The first of these occurred in 1313 BCE, forty days after the Giving of the Torah on Sivan 6. Upon descending Mount Sinai and witnessing Israel's worship of the Golden Calf (see "Today in Jewish History" for yesterday, Tammuz 16), Moses smashed the Tablets inscribed with the Ten Commandments which he was carrying down from the mountain.

(for the other four tragedies of Tammuz 17, see below)

Links:
Broken & Whole
The 120-Day Version of the Human Story
Moses Breaks the Tablets

The daily sacrificial offerings (Korban Tamid) in the Holy Temple were discontinued, three weeks before the Babylonians' destruction of the First Temple in 423 BCE.

The other three national tragedies mourned on Tammuz 17 are connected with the Roman conquest of Jerusalem and their destruction of the Second Temple in the year 69 CE:

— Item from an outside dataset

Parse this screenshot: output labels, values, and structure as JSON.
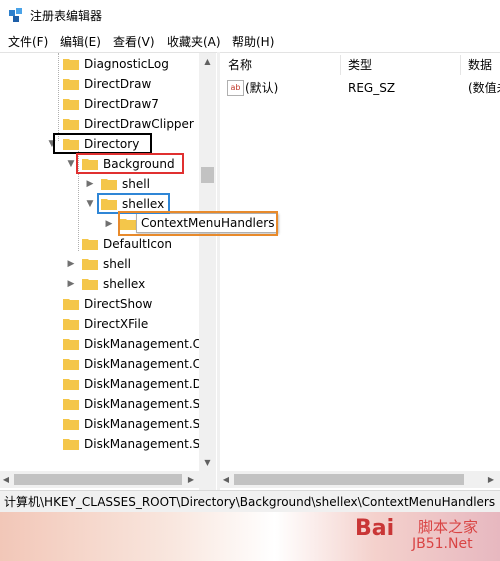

--The walls of the besieged city of Jerusalem were breached.

--The Roman general Apostomus burned the Torah and,

--placed an idol in the Holy Temple.

The fighting in Jerusalem continued for three weeks until the 9th of Av, when the Holy Temple was set aflame.

Links:
The Destruction of the Holy Temple
The Three Weeks

Laws and Customs

Tammuz 17 is a fast day, devoted to mourning the breaching of Jerusalem's walls and the other tragic events that occurred on this day (see "Today in Jewish History") and repenting and rectifying their causes. We refrain from all food and drink from "daybreak" (about an hour before sunrise, depending on location) until nightfall. Special prayers and Torah readings are added to the day's services.

Link: Halachic times for Tammuz 17

The 17th of Tammuz also marks the beginning of The Three Weeks period of mourning which culminates on the 9th of Av, commemorating the conquest of Jerusalem, the destruction of the Holy Temple and the dispersion of the Jewish people.

Weddings and other joyful events are not held during this period; like mourners, we do not cut our hair, and various pleasurable activities are limited or proscribed. (Consult the Code of Jewish Law (Shulchan Aruch) or a qualified rabbi regarding specific proscriptions).

The Lubavitcher Rebbe urged that the Three Weeks should be a time of increased giving of charity and Torah study (in keeping with the verse (Isaiah 1:27), "Zion shall be redeemed by law, and her returnees by charity"), particularly the study of those portions of Torah that deal with the laws and the deeper significance of the Holy Temple.

Links:
TheThreeWeeks.com
Some Laws and Customs of the Three Weeks
About Holy Temple

Daily Thought

There are two paths:

One: Everything is for the good. Perhaps not immediately, but eventually good will come out from it.

The other: Everything is truly good—because there is nothing else but He who is Good. It’s just a matter of holding firm a little longer, unperturbed by the phantoms of our limited vision, unimpressed by the paper tiger that calls itself a world, and eventually we will be granted a heart to understand and eyes to see.

Indeed, it's that very faith of yours that will make this become obvious good in our world as well.